“It is a human right for one to want to be cremated,” he said. “It is their business. The Church does not intend to carry out a service for a person who will declare from before that they want to be cremated.”
Years after it was submitted, parliament on Thursday approved legislation allowing cremations.
Individuals wishing to be cremated must register their preference in life, and not after death by their relatives.
In addition, in order for such a preference to be valid, a person must have expressly indicated that this preference is their exclusive right.
Chrysostomos said it was someone’s democratic right, but the Church also had a democratic right.

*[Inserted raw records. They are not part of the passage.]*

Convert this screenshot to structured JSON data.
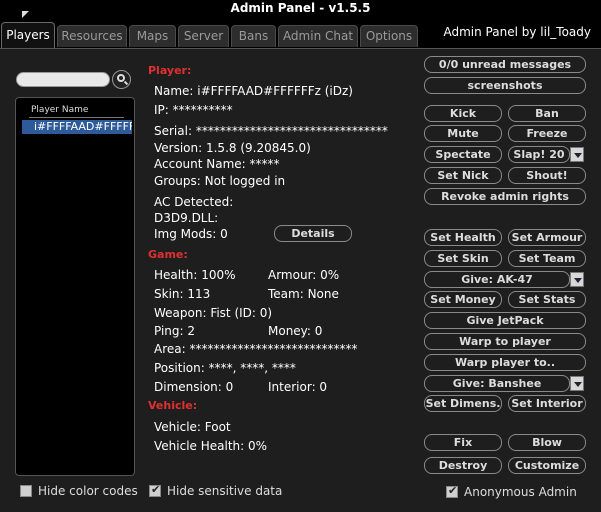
{
  "window": {
    "title": "Admin Panel  -  v1.5.5",
    "byline": "Admin Panel by lil_Toady"
  },
  "tabs": [
    "Players",
    "Resources",
    "Maps",
    "Server",
    "Bans",
    "Admin Chat",
    "Options"
  ],
  "player_list": {
    "header": "Player Name",
    "rows": [
      "i#FFFFAAD#FFFFFFz"
    ],
    "search_placeholder": ""
  },
  "options": {
    "hide_color_codes": "Hide color codes",
    "hide_color_codes_checked": false,
    "hide_sensitive_data": "Hide sensitive data",
    "hide_sensitive_data_checked": true,
    "anonymous_admin": "Anonymous Admin",
    "anonymous_admin_checked": true
  },
  "player": {
    "section": "Player:",
    "name": "Name: i#FFFFAAD#FFFFFFz (iDz)",
    "ip": "IP: **********",
    "serial": "Serial: ********************************",
    "version": "Version: 1.5.8  (9.20845.0)",
    "account_name": "Account Name: *****",
    "groups": "Groups: Not logged in",
    "ac_detected": "AC Detected:",
    "d3d9": "D3D9.DLL:",
    "img_mods": "Img Mods: 0",
    "details_button": "Details"
  },
  "game": {
    "section": "Game:",
    "health": "Health: 100%",
    "armour": "Armour: 0%",
    "skin": "Skin: 113",
    "team": "Team: None",
    "weapon": "Weapon: Fist (ID: 0)",
    "ping": "Ping: 2",
    "money": "Money: 0",
    "area": "Area: ****************************",
    "position": "Position: ****, ****, ****",
    "dimension": "Dimension: 0",
    "interior": "Interior: 0"
  },
  "vehicle": {
    "section": "Vehicle:",
    "vehicle": "Vehicle: Foot",
    "vehicle_health": "Vehicle Health: 0%"
  },
  "actions": {
    "unread_messages": "0/0 unread messages",
    "screenshots": "screenshots",
    "kick": "Kick",
    "ban": "Ban",
    "mute": "Mute",
    "freeze": "Freeze",
    "spectate": "Spectate",
    "slap": "Slap! 20",
    "set_nick": "Set Nick",
    "shout": "Shout!",
    "revoke_admin": "Revoke admin rights",
    "set_health": "Set Health",
    "set_armour": "Set Armour",
    "set_skin": "Set Skin",
    "set_team": "Set Team",
    "give_weapon": "Give: AK-47",
    "set_money": "Set Money",
    "set_stats": "Set Stats",
    "give_jetpack": "Give JetPack",
    "warp_to_player": "Warp to player",
    "warp_player_to": "Warp player to..",
    "give_vehicle": "Give: Banshee",
    "set_dimension": "Set Dimens.",
    "set_interior": "Set Interior",
    "fix": "Fix",
    "blow": "Blow",
    "destroy": "Destroy",
    "customize": "Customize"
  }
}
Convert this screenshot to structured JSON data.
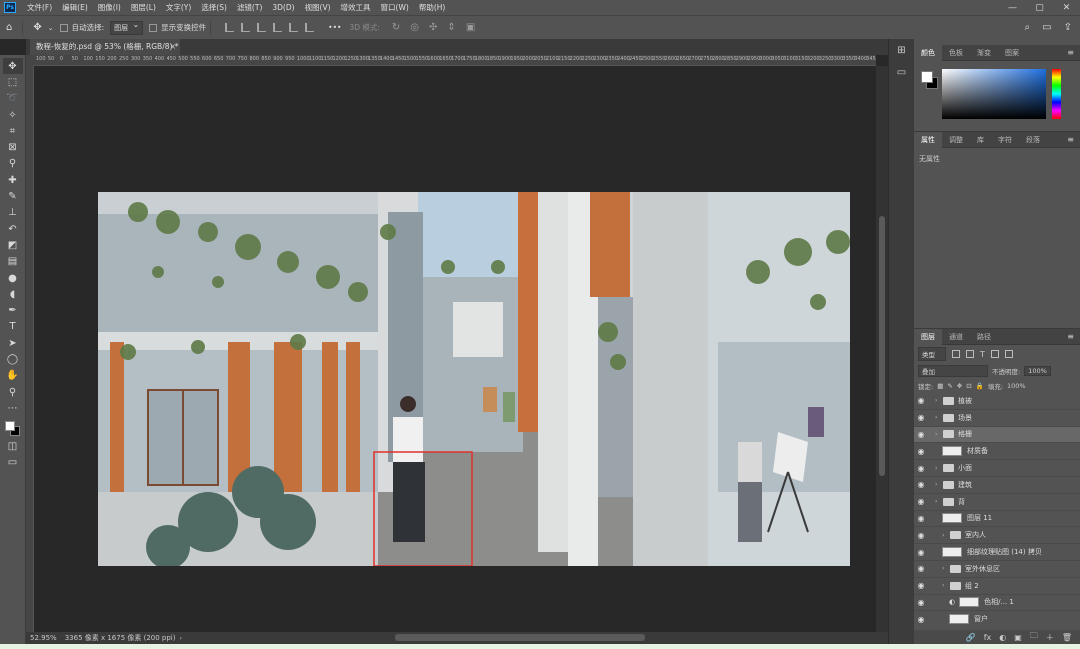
{
  "menu": {
    "app_icon": "Ps",
    "items": [
      "文件(F)",
      "编辑(E)",
      "图像(I)",
      "图层(L)",
      "文字(Y)",
      "选择(S)",
      "滤镜(T)",
      "3D(D)",
      "视图(V)",
      "增效工具",
      "窗口(W)",
      "帮助(H)"
    ],
    "window_controls": [
      "—",
      "▢",
      "✕"
    ]
  },
  "options": {
    "auto_select_label": "自动选择:",
    "auto_select_value": "图层",
    "transform_label": "显示变换控件",
    "more": "•••",
    "mode_3d_label": "3D 模式:"
  },
  "document": {
    "tab_title": "教程-恢复的.psd @ 53% (格栅, RGB/8) *",
    "close": "×",
    "ruler_ticks": [
      "100",
      "50",
      "0",
      "50",
      "100",
      "150",
      "200",
      "250",
      "300",
      "350",
      "400",
      "450",
      "500",
      "550",
      "600",
      "650",
      "700",
      "750",
      "800",
      "850",
      "900",
      "950",
      "1000",
      "1100",
      "1150",
      "1200",
      "1250",
      "1300",
      "1350",
      "1400",
      "1450",
      "1500",
      "1550",
      "1600",
      "1650",
      "1700",
      "1750",
      "1800",
      "1850",
      "1900",
      "1950",
      "2000",
      "2050",
      "2100",
      "2150",
      "2200",
      "2250",
      "2300",
      "2350",
      "2400",
      "2450",
      "2500",
      "2550",
      "2600",
      "2650",
      "2700",
      "2750",
      "2800",
      "2850",
      "2900",
      "2950",
      "3000",
      "3050",
      "3100",
      "3150",
      "3200",
      "3250",
      "3300",
      "3350",
      "3400",
      "3450"
    ]
  },
  "status": {
    "zoom": "52.95%",
    "doc_info": "3365 像素 x 1675 像素 (200 ppi)",
    "arrow": "›"
  },
  "panels": {
    "color_tabs": [
      "颜色",
      "色板",
      "渐变",
      "图案"
    ],
    "props_tabs": [
      "属性",
      "调整",
      "库",
      "字符",
      "段落"
    ],
    "props_empty": "无属性",
    "layers_tabs": [
      "图层",
      "通道",
      "路径"
    ],
    "layer_kind": "类型",
    "blend_mode": "叠加",
    "opacity_label": "不透明度:",
    "opacity_value": "100%",
    "lock_label": "锁定:",
    "fill_label": "填充:",
    "fill_value": "100%",
    "layers": [
      {
        "name": "植被",
        "type": "folder",
        "indent": 1
      },
      {
        "name": "场景",
        "type": "folder",
        "indent": 1
      },
      {
        "name": "格栅",
        "type": "folder",
        "indent": 1,
        "selected": true
      },
      {
        "name": "材质备",
        "type": "layer",
        "indent": 2
      },
      {
        "name": "小面",
        "type": "folder",
        "indent": 1
      },
      {
        "name": "建筑",
        "type": "folder",
        "indent": 1
      },
      {
        "name": "背",
        "type": "folder",
        "indent": 1
      },
      {
        "name": "图层 11",
        "type": "layer",
        "indent": 2
      },
      {
        "name": "室内人",
        "type": "folder",
        "indent": 2
      },
      {
        "name": "细部纹理贴图 (14) 拷贝",
        "type": "layer",
        "indent": 2
      },
      {
        "name": "室外休息区",
        "type": "folder",
        "indent": 2
      },
      {
        "name": "组 2",
        "type": "folder",
        "indent": 2
      },
      {
        "name": "色相/... 1",
        "type": "adjustment",
        "indent": 3
      },
      {
        "name": "窗户",
        "type": "layer",
        "indent": 3
      }
    ],
    "footer_icons": [
      "🔗",
      "fx",
      "◐",
      "▣",
      "🗀",
      "＋",
      "🗑"
    ]
  }
}
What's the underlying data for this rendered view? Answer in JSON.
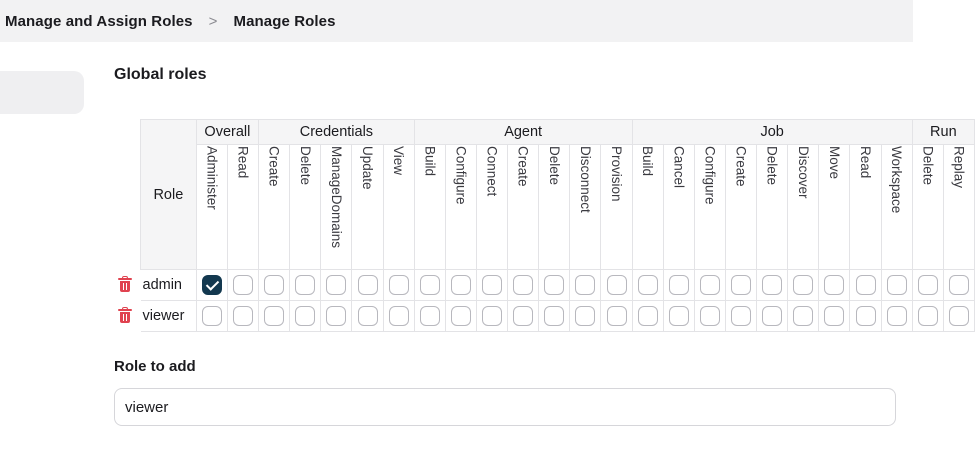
{
  "breadcrumb": {
    "items": [
      "Manage and Assign Roles",
      "Manage Roles"
    ],
    "separator": ">"
  },
  "global_roles": {
    "title": "Global roles",
    "role_header": "Role",
    "groups": [
      {
        "label": "Overall",
        "span": 2
      },
      {
        "label": "Credentials",
        "span": 5
      },
      {
        "label": "Agent",
        "span": 7
      },
      {
        "label": "Job",
        "span": 9
      },
      {
        "label": "Run",
        "span": 2
      }
    ],
    "permissions": [
      "Administer",
      "Read",
      "Create",
      "Delete",
      "ManageDomains",
      "Update",
      "View",
      "Build",
      "Configure",
      "Connect",
      "Create",
      "Delete",
      "Disconnect",
      "Provision",
      "Build",
      "Cancel",
      "Configure",
      "Create",
      "Delete",
      "Discover",
      "Move",
      "Read",
      "Workspace",
      "Delete",
      "Replay"
    ],
    "roles": [
      {
        "name": "admin",
        "checked": [
          0
        ]
      },
      {
        "name": "viewer",
        "checked": []
      }
    ],
    "colors": {
      "checked": "#13384f",
      "delete_icon": "#e0424f"
    }
  },
  "role_to_add": {
    "label": "Role to add",
    "value": "viewer"
  }
}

“I think we all have rights but we also have obligations. I unequivocally declare that we won’t be carrying out a funeral service,” he said.
The archbishop wondered why the Church had to respect someone who did not respect the temple of the Holy Spirit, referring to a person’s body.
“If we know beforehand we won’t be carrying out a funeral. Especially if they themselves say they want to be cremated.”
He said God may be magnanimous but “they ought to respect what was given to them by God. Inside us we have the Holy Spirit.
People should look after their body and spirit, he added.
During discussion of the bill, the Church had voiced its opposition to cremation, but said its position stemmed not from dogma but rather from the need to “preserve tradition.”
The Church, which stands to lose financially from cremations, argued that burial serves the purpose of fulfilling the need of relatives to visit the grave of a dearly departed, adding that this ritual offered them solace